**Exercise**
Each entry is to be repeated word for word, and the images are to be dropped.

(Data records for software interfaces)
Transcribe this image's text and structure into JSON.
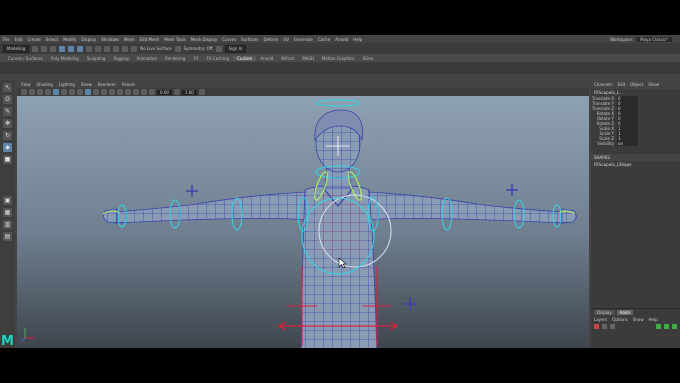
{
  "menubar": {
    "items": [
      "File",
      "Edit",
      "Create",
      "Select",
      "Modify",
      "Display",
      "Windows",
      "Mesh",
      "Edit Mesh",
      "Mesh Tools",
      "Mesh Display",
      "Curves",
      "Surfaces",
      "Deform",
      "UV",
      "Generate",
      "Cache",
      "Arnold",
      "Help"
    ],
    "workspace_label": "Workspace:",
    "workspace_value": "Maya Classic*"
  },
  "status": {
    "mode": "Modeling",
    "live_surface": "No Live Surface",
    "symmetry": "Symmetry: Off",
    "sign_in": "Sign In"
  },
  "shelf_tabs": [
    "Curves / Surfaces",
    "Poly Modeling",
    "Sculpting",
    "Rigging",
    "Animation",
    "Rendering",
    "FX",
    "FX Caching",
    "Custom",
    "Arnold",
    "Bifrost",
    "MASH",
    "Motion Graphics",
    "XGen"
  ],
  "shelf_active": "Custom",
  "viewport": {
    "menus": [
      "View",
      "Shading",
      "Lighting",
      "Show",
      "Renderer",
      "Panels"
    ],
    "field1": "0.00",
    "field2": "1.00"
  },
  "channel_box": {
    "tabs": [
      "Channels",
      "Edit",
      "Object",
      "Show"
    ],
    "object_name": "FKScapula_L...",
    "attributes": [
      {
        "name": "Translate X",
        "value": "0"
      },
      {
        "name": "Translate Y",
        "value": "0"
      },
      {
        "name": "Translate Z",
        "value": "0"
      },
      {
        "name": "Rotate X",
        "value": "0"
      },
      {
        "name": "Rotate Y",
        "value": "0"
      },
      {
        "name": "Rotate Z",
        "value": "0"
      },
      {
        "name": "Scale X",
        "value": "1"
      },
      {
        "name": "Scale Y",
        "value": "1"
      },
      {
        "name": "Scale Z",
        "value": "1"
      },
      {
        "name": "Visibility",
        "value": "on"
      }
    ],
    "shapes_header": "SHAPES",
    "shape_name": "FKScapula_LShape"
  },
  "layers": {
    "tabs": [
      "Display",
      "Anim"
    ],
    "active_tab": "Anim",
    "menus": [
      "Layers",
      "Options",
      "Show",
      "Help"
    ]
  },
  "logo_letter": "M",
  "colors": {
    "viewport_top": "#8ea1b3",
    "viewport_bottom": "#3e454d",
    "wire_blue": "#3b42ad",
    "control_cyan": "#2fd6e6",
    "control_green": "#a8f060",
    "rig_red": "#d8203a",
    "selection": "#5e84a8",
    "logo": "#1dd3c2"
  }
}
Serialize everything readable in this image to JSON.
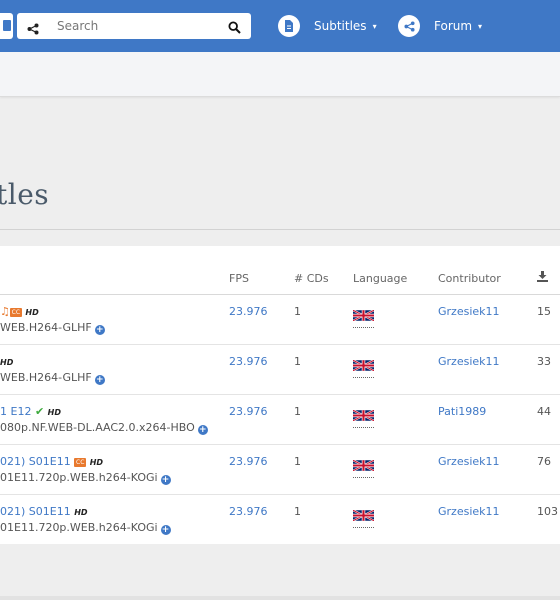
{
  "nav": {
    "search_placeholder": "Search",
    "subtitles_label": "Subtitles",
    "forum_label": "Forum",
    "caret": "▾"
  },
  "page": {
    "title": "tles"
  },
  "table": {
    "headers": {
      "fps": "FPS",
      "cds": "# CDs",
      "language": "Language",
      "contributor": "Contributor"
    },
    "rows": [
      {
        "line2": "WEB.H264-GLHF",
        "fps": "23.976",
        "cds": "1",
        "contributor": "Grzesiek11",
        "downloads": "15"
      },
      {
        "line2": "WEB.H264-GLHF",
        "fps": "23.976",
        "cds": "1",
        "contributor": "Grzesiek11",
        "downloads": "33"
      },
      {
        "line1": "1 E12",
        "line2": "080p.NF.WEB-DL.AAC2.0.x264-HBO",
        "fps": "23.976",
        "cds": "1",
        "contributor": "Pati1989",
        "downloads": "44"
      },
      {
        "line1": "021) S01E11",
        "line2": "01E11.720p.WEB.h264-KOGi",
        "fps": "23.976",
        "cds": "1",
        "contributor": "Grzesiek11",
        "downloads": "76"
      },
      {
        "line1": "021) S01E11",
        "line2": "01E11.720p.WEB.h264-KOGi",
        "fps": "23.976",
        "cds": "1",
        "contributor": "Grzesiek11",
        "downloads": "103"
      }
    ],
    "badges": {
      "hd": "HD",
      "cc": "CC",
      "plus": "+",
      "check": "✔",
      "note": "♫"
    }
  },
  "colors": {
    "brand": "#3F78C6",
    "accent": "#E8792E",
    "ok": "#3DAA3D"
  }
}
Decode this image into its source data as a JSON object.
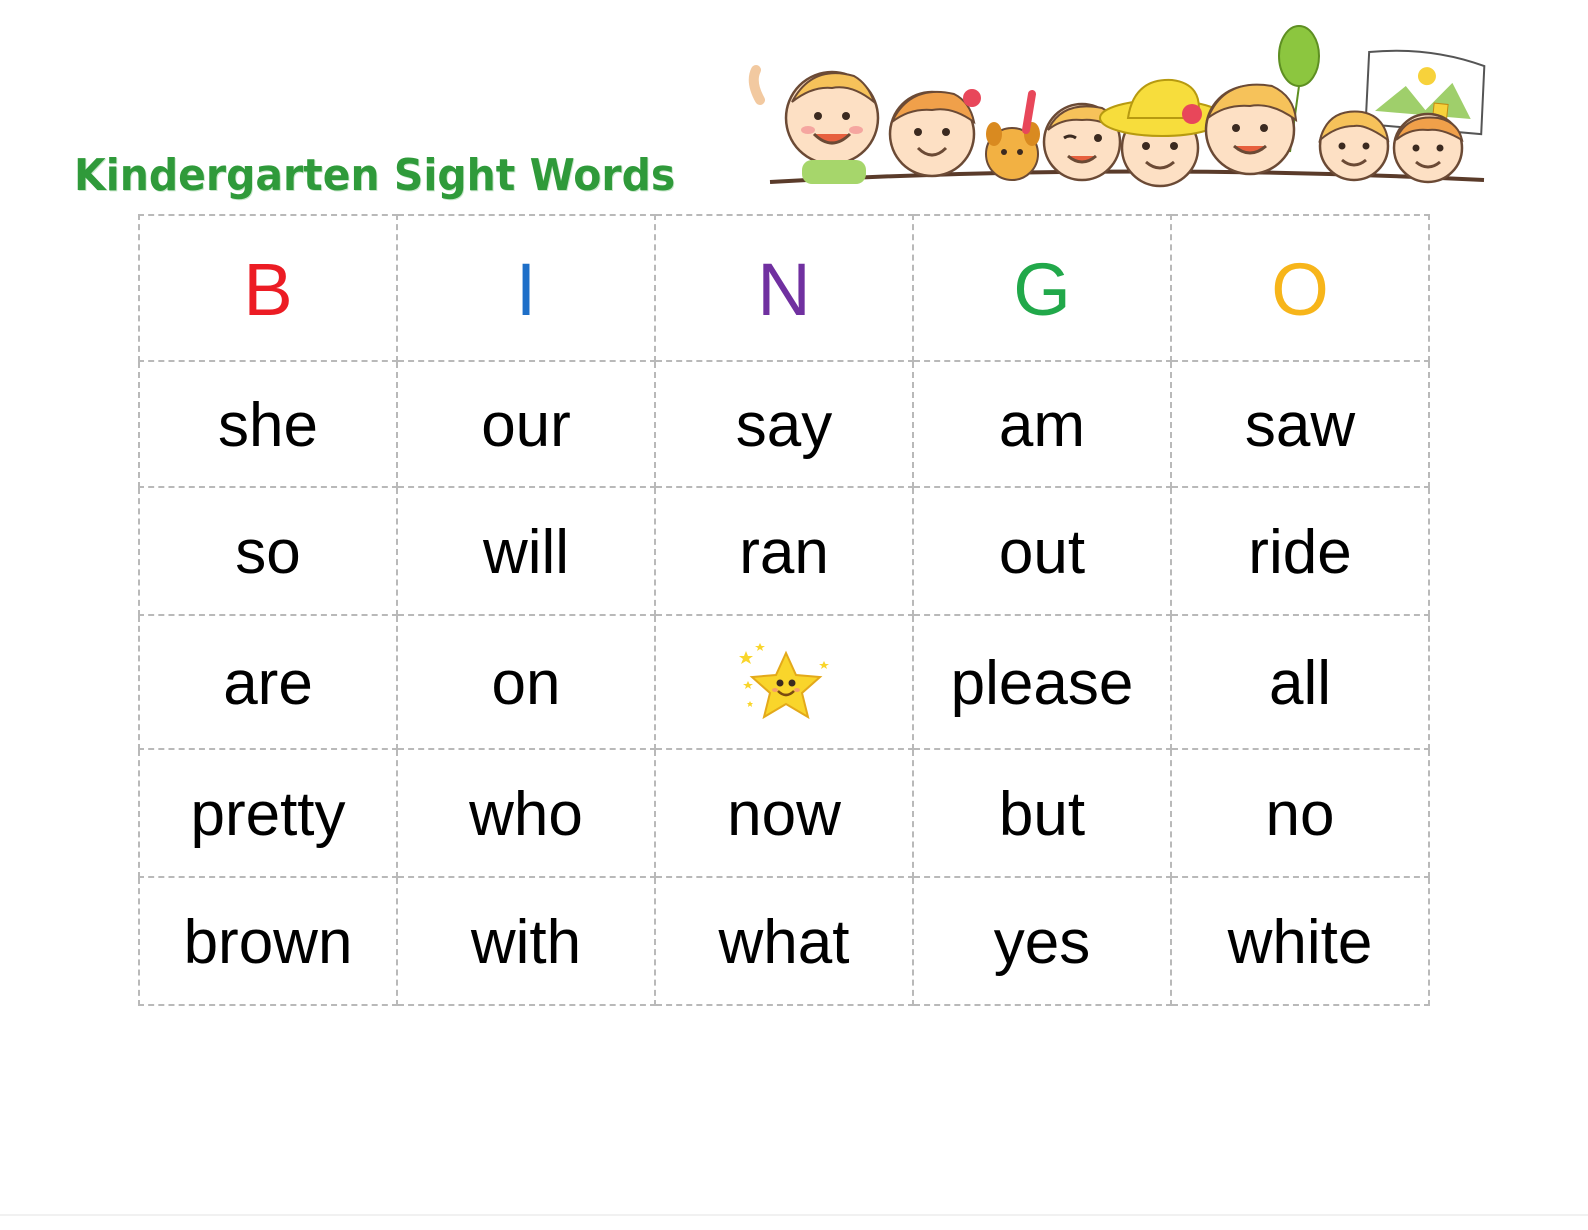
{
  "title": "Kindergarten Sight Words",
  "bingo": {
    "header": [
      {
        "letter": "B",
        "color": "#ec1c24"
      },
      {
        "letter": "I",
        "color": "#1e6fc8"
      },
      {
        "letter": "N",
        "color": "#7030a0"
      },
      {
        "letter": "G",
        "color": "#21a84a"
      },
      {
        "letter": "O",
        "color": "#f7b51a"
      }
    ],
    "rows": [
      [
        "she",
        "our",
        "say",
        "am",
        "saw"
      ],
      [
        "so",
        "will",
        "ran",
        "out",
        "ride"
      ],
      [
        "are",
        "on",
        "",
        "please",
        "all"
      ],
      [
        "pretty",
        "who",
        "now",
        "but",
        "no"
      ],
      [
        "brown",
        "with",
        "what",
        "yes",
        "white"
      ]
    ],
    "free_space_icon": "smiling-star-icon"
  },
  "decoration": {
    "illustration": "children-peeking-illustration"
  }
}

**The answer**
Transcribe this image's text and structure into JSON.
{
  "menubar": {
    "items": [
      "File",
      "Edit",
      "Create",
      "Select",
      "Modify",
      "Display",
      "Windows",
      "Mesh",
      "Edit Mesh",
      "Mesh Tools",
      "Mesh Display",
      "Curves",
      "Surfaces",
      "Deform",
      "UV",
      "Generate",
      "Cache",
      "Arnold",
      "Help"
    ],
    "workspace_label": "Workspace:",
    "workspace_value": "Maya Classic*"
  },
  "status": {
    "mode": "Modeling",
    "live_surface": "No Live Surface",
    "symmetry": "Symmetry: Off",
    "sign_in": "Sign In"
  },
  "shelf_tabs": [
    "Curves / Surfaces",
    "Poly Modeling",
    "Sculpting",
    "Rigging",
    "Animation",
    "Rendering",
    "FX",
    "FX Caching",
    "Custom",
    "Arnold",
    "Bifrost",
    "MASH",
    "Motion Graphics",
    "XGen"
  ],
  "shelf_active": "Custom",
  "viewport": {
    "menus": [
      "View",
      "Shading",
      "Lighting",
      "Show",
      "Renderer",
      "Panels"
    ],
    "field1": "0.00",
    "field2": "1.00"
  },
  "channel_box": {
    "tabs": [
      "Channels",
      "Edit",
      "Object",
      "Show"
    ],
    "object_name": "FKScapula_L...",
    "attributes": [
      {
        "name": "Translate X",
        "value": "0"
      },
      {
        "name": "Translate Y",
        "value": "0"
      },
      {
        "name": "Translate Z",
        "value": "0"
      },
      {
        "name": "Rotate X",
        "value": "0"
      },
      {
        "name": "Rotate Y",
        "value": "0"
      },
      {
        "name": "Rotate Z",
        "value": "0"
      },
      {
        "name": "Scale X",
        "value": "1"
      },
      {
        "name": "Scale Y",
        "value": "1"
      },
      {
        "name": "Scale Z",
        "value": "1"
      },
      {
        "name": "Visibility",
        "value": "on"
      }
    ],
    "shapes_header": "SHAPES",
    "shape_name": "FKScapula_LShape"
  },
  "layers": {
    "tabs": [
      "Display",
      "Anim"
    ],
    "active_tab": "Anim",
    "menus": [
      "Layers",
      "Options",
      "Show",
      "Help"
    ]
  },
  "logo_letter": "M",
  "colors": {
    "viewport_top": "#8ea1b3",
    "viewport_bottom": "#3e454d",
    "wire_blue": "#3b42ad",
    "control_cyan": "#2fd6e6",
    "control_green": "#a8f060",
    "rig_red": "#d8203a",
    "selection": "#5e84a8",
    "logo": "#1dd3c2"
  }
}
Serialize everything readable in this image to JSON.
{
  "nav": {
    "search_placeholder": "Search",
    "subtitles_label": "Subtitles",
    "forum_label": "Forum",
    "caret": "▾"
  },
  "page": {
    "title": "tles"
  },
  "table": {
    "headers": {
      "fps": "FPS",
      "cds": "# CDs",
      "language": "Language",
      "contributor": "Contributor"
    },
    "rows": [
      {
        "line2": "WEB.H264-GLHF",
        "fps": "23.976",
        "cds": "1",
        "contributor": "Grzesiek11",
        "downloads": "15"
      },
      {
        "line2": "WEB.H264-GLHF",
        "fps": "23.976",
        "cds": "1",
        "contributor": "Grzesiek11",
        "downloads": "33"
      },
      {
        "line1": "1 E12",
        "line2": "080p.NF.WEB-DL.AAC2.0.x264-HBO",
        "fps": "23.976",
        "cds": "1",
        "contributor": "Pati1989",
        "downloads": "44"
      },
      {
        "line1": "021) S01E11",
        "line2": "01E11.720p.WEB.h264-KOGi",
        "fps": "23.976",
        "cds": "1",
        "contributor": "Grzesiek11",
        "downloads": "76"
      },
      {
        "line1": "021) S01E11",
        "line2": "01E11.720p.WEB.h264-KOGi",
        "fps": "23.976",
        "cds": "1",
        "contributor": "Grzesiek11",
        "downloads": "103"
      }
    ],
    "badges": {
      "hd": "HD",
      "cc": "CC",
      "plus": "+",
      "check": "✔",
      "note": "♫"
    }
  },
  "colors": {
    "brand": "#3F78C6",
    "accent": "#E8792E",
    "ok": "#3DAA3D"
  }
}
Decode this image into its source data as a JSON object.
{
  "title": "Kindergarten Sight Words",
  "bingo": {
    "header": [
      {
        "letter": "B",
        "color": "#ec1c24"
      },
      {
        "letter": "I",
        "color": "#1e6fc8"
      },
      {
        "letter": "N",
        "color": "#7030a0"
      },
      {
        "letter": "G",
        "color": "#21a84a"
      },
      {
        "letter": "O",
        "color": "#f7b51a"
      }
    ],
    "rows": [
      [
        "she",
        "our",
        "say",
        "am",
        "saw"
      ],
      [
        "so",
        "will",
        "ran",
        "out",
        "ride"
      ],
      [
        "are",
        "on",
        "",
        "please",
        "all"
      ],
      [
        "pretty",
        "who",
        "now",
        "but",
        "no"
      ],
      [
        "brown",
        "with",
        "what",
        "yes",
        "white"
      ]
    ],
    "free_space_icon": "smiling-star-icon"
  },
  "decoration": {
    "illustration": "children-peeking-illustration"
  }
}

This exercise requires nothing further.